The Modern Tradition: Backgrounds of Modern Literature
edited by Richard Ellmann, edited by Charles Feidelson Jr.
Oxford, 953 pp., $13.75
The full title of this substantial and ambitious anthology twice uses the word “modern,” thus stressing modernity as the key concept that binds together a miscellaneous collection of literary and philosophical essays dating from the second half of the eighteenth century till 1960. On the other hand, the title also contains two words which, at first sight, seem to contradict this claim: “tradition” and “backgrounds.” The various appeals for modernity recurrent throughout the nineteenth and the twentieth century very deliberately set out to demolish tradition and to replace the literary past by actual experience; when Rimbaud, for instance, speaks of the need to be “absolutely modern,” he means that we should free ourselves precisely from those ideas that are likely to be found in anthologies and strike out instead on our own. That such new departures are often short-lived or illusory should not blind us to the fact that they do nevertheless occur. It is all too easy to point to apparent repetitions in the history of the human mind for proof that there is nothing new under the sun, but this can only be done by confusing tradition with the commonplace and by mistaking the stagnation of one’s own mind for the stagnation of history.

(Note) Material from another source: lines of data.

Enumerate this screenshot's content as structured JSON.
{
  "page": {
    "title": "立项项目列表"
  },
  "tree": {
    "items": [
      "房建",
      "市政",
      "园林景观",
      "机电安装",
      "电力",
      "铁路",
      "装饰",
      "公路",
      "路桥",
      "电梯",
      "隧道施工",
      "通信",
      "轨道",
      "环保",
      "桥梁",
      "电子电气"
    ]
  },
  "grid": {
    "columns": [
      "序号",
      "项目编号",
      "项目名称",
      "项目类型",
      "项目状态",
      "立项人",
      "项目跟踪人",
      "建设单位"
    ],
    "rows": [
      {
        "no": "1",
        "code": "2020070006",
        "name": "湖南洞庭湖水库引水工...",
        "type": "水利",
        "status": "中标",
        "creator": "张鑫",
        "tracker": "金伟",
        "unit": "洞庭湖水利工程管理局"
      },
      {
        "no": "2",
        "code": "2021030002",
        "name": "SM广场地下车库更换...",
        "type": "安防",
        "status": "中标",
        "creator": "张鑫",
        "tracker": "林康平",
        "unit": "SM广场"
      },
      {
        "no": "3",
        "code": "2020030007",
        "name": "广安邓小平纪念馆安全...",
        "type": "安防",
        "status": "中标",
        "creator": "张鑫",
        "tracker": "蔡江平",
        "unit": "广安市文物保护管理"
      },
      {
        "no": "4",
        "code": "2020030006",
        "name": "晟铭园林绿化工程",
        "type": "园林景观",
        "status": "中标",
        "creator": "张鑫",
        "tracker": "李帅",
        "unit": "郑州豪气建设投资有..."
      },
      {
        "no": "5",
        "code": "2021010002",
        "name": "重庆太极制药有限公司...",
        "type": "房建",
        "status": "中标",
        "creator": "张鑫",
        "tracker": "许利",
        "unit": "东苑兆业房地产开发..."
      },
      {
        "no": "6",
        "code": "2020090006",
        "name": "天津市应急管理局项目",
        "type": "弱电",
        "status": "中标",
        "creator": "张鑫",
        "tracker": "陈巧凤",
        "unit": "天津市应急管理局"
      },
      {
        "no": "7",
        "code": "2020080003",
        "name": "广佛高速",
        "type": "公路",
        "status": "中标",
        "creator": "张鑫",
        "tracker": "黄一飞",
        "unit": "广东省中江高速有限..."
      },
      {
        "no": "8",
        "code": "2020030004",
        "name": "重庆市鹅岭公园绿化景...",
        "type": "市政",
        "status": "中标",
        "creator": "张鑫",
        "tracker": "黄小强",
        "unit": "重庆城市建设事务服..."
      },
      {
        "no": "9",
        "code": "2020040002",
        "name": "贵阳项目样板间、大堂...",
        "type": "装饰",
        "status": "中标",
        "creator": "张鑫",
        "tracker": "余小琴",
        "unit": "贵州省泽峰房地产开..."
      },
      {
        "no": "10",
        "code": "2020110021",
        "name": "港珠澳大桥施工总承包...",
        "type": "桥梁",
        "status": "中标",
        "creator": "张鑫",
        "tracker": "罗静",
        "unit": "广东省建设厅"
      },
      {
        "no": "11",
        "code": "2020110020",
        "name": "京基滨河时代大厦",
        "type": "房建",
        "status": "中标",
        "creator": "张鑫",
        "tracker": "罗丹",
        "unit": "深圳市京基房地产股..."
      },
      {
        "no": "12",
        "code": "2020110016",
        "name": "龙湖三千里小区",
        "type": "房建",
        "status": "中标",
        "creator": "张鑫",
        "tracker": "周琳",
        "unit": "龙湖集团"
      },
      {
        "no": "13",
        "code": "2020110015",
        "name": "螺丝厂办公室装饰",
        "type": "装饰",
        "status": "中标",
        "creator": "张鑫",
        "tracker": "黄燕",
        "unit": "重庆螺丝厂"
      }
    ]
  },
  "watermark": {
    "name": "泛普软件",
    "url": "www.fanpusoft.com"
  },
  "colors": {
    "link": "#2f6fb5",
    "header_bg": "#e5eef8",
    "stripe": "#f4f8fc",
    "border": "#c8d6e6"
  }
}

The editors of this anthology certainly cannot be accused of slackening the élan of modernity by a stifling approach to tradition. In their Preface, they make it very clear that they are perfectly aware of the paradox involved in the phrase “modern” tradition. Although it is in the nature of modernity to be without precedent, the phenomenon of modernity itself is by no means unique: “modern” movements, each with a distinctive content of their own, occur again and again, and become the very articulations of history. It is characteristic of periods that live off the capital accumulated by their predecessors, so to speak, that they would think of their era as the only one worthy of being called truly modern. The Thirties and the Forties undoubtedly were such a modernistic period: following a generation of considerable inventive power, the writers of the period were bound to mythologize the preceding generation into the absolute embodiment of modernity and to scorn whatever preceded it as hopelessly out-of-date. Not so long ago one could still find considerable intellectual satisfaction in dismissing Victorian and Romantic ideas as old-fashioned. Things have changed over the last ten years; none of the younger literary critics would consider himself the least bit disgraced by writing about, say, Wordsworth or Matthew Arnold (or even Gray and Pope) rather than about Stevens or Valéry—nor would he feel that he is doing something essentially different, or dealing with altogether different problems, when he is interpreting a late eighteenth-century rather than a contemporary poet. This probably indicates that our own period—unlike the Thirties and the Forties—is in the process of developing its own modernity, since it is again able to interpret the previous “moderns” as part of a historical process—an undertaking …